Record Type: RIE
Publication Date: 1965-Oct-29
Reference Count: 0
Computer-Assisted Instruction in the Schools: Potentialities, Problems, Prospects. Psychology Series. Technical Report.
Computer-assisted instruction has many potential applications, particularly at the elementary level, in the teaching of skill subjects such as mathematics, reading, and foreign languages. Since 1963 at Stanford a study has been made of programing a total curriculum for elementary mathematics, grades one through six, and for reading, grades one and two. Mathematics curricula for grades one and for half of grades two and four have been completed. Computer technology provides the only serious hope for the accommodation of individual differences in subject-matter learning; it can relieve the teachers of routine record-keeping, thus allowing them to attend to the more important tasks of trouble-shooting and instructing children who need individual attention.
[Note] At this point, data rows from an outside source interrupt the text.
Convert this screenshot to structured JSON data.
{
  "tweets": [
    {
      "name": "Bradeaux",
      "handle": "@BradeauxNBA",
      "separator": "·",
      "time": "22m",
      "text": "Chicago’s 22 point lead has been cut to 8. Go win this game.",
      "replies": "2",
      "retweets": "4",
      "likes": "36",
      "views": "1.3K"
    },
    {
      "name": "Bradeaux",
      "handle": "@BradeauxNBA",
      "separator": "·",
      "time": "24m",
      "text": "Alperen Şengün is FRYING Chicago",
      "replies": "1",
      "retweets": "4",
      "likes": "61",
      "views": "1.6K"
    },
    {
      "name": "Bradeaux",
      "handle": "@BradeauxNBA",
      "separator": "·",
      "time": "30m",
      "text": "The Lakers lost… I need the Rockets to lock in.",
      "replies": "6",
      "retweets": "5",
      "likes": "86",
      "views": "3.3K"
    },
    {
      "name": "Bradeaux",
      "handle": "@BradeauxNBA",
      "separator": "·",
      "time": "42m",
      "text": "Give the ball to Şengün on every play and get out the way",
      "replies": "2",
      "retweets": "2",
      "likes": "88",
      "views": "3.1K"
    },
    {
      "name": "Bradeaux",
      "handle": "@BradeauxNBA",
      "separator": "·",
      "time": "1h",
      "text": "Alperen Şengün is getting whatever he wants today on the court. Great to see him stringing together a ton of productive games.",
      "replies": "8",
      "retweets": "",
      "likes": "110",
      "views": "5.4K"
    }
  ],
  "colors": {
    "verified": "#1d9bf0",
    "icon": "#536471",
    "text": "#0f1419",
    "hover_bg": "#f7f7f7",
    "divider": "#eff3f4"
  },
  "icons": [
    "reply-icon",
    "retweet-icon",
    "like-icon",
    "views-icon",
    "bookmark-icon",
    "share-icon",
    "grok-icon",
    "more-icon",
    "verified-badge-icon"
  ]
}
Finally, computers offer the chance to gather adequate amounts of research data under uniform conditions. The main problems encountered and envisaged are machine reliability, stimulus deprivation, costs of equipment, difficulty in communicating appropriate audio messages to the pupils, and, ultimately, the temptation to settle for less than the best curriculum because of programing problems. (OH)
Descriptors: Computer Assisted Instruction, Curriculum Development, Curriculum Research, Elementary School Mathematics, Elementary School Students, Experimental Curriculum, Individual Differences, Individual Instruction, Language Skills, Mathematical Logic, Mathematics Curriculum, Programed Instruction, Reading Instruction, Reading Skills, Verbal Communication
Publication Type: N/A
Education Level: N/A
Sponsor: National Science Foundation, Washington, DC.; Carnegie Corp. of New York, NY.
Authoring Institution: Stanford Univ., CA. Inst. for Mathematical Studies in Social Science.
Identifiers: DEC PDP 1 Computer; IBM System 7000; Philco CRT
Note: 18p. Paper presented as Scientific Computing Symposium Westchester, N.Y., May 3, 1965.